What Responsibilities Do Schools Have Towards a Service Animal?

The care or supervision of a service animal is solely the responsibility of its owner.  A school is not required to provide care or food for the animal.  Notwithstanding, a federal court found that teaching the staff the few commands required to assist the student with his service animal was a reasonable accommodation.  C.C. v. Cypress School District, Case No. 8:11CV352-AG (C.D. Cal. June 2011).

What Happens if a Student or Teacher Has a Dog Allergy?

Unfortunately, there is not a clear answer to this question.  The regulations are clear that allergies are not a valid reason for excluding a service animal.  If a child with a service animal will be in the same classroom with a child or teacher with a dog allergy, the district is required to accommodate both students.  The district should request consent to speak to the child with the allergy’s physician to determine if any accommodations can be made.  Possible accommodations can include:

  •  Air filtration system in the classroom,
  • Seat the students on separate sides of the room (e.g., front-back, left-right), or
  • Change in classroom.

In September 2013, Athens City School District came to an agreement with a parent regarding the child’s use of a service dog at school.  The student’s special education had a significant dog allergy which required that the dog and the teacher not be in the same room.  The District proposed that the student attend a different school within the District.  However, the Parent objected citing the student’s difficulty with transition.  The District and the parent ultimately agreed that the student would attend a school operated by the Athens County Board of Developmental Disabilities, which is located next to her current elementary school.

Practical Tips:

  • Under federal law, school personnel are only permitted to ask two questions:
    • Is the service animal required because of a disability; and
    • What work or task has the service animal been trained to perform.
  • School personnel are not permitted to ask about the nature of the individual’s disability.
  • The care or supervision of a service animal is solely the responsibility of its owner. A school is not required to provide care or food for the animal.  However, training personnel to assist with the handling of the service animal may be considered a reasonable accommodation.
  • If there is a student with allergies to be considered:
    • Contact parents to determine severity of allergy, possibly permission to speak with student’s physician;
    • Determine if there are ways to alleviate the allergy exposure, such as air filters.
  • There is no law that dictates the outcome where one child requires a service animal, and another has allergies.


This blog should be used for informational purposes only.
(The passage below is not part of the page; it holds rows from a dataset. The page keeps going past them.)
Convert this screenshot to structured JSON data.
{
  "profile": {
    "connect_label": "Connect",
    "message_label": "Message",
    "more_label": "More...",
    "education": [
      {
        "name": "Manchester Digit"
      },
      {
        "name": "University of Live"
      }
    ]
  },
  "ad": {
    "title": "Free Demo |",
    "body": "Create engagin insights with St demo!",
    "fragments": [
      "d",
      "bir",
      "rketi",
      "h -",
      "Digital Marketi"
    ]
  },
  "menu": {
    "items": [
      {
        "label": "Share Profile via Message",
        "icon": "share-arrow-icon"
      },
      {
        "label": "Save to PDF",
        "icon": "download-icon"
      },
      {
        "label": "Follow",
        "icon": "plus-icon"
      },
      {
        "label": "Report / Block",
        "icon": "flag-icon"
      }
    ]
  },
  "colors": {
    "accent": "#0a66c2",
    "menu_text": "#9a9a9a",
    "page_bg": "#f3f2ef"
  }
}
It does not create an attorney-client relationship with any reader and should not be construed as legal advice. If you need legal advice, please feel free to contact Heather R. Pierson at  480.461.5384, log on to, or contact an attorney in your area.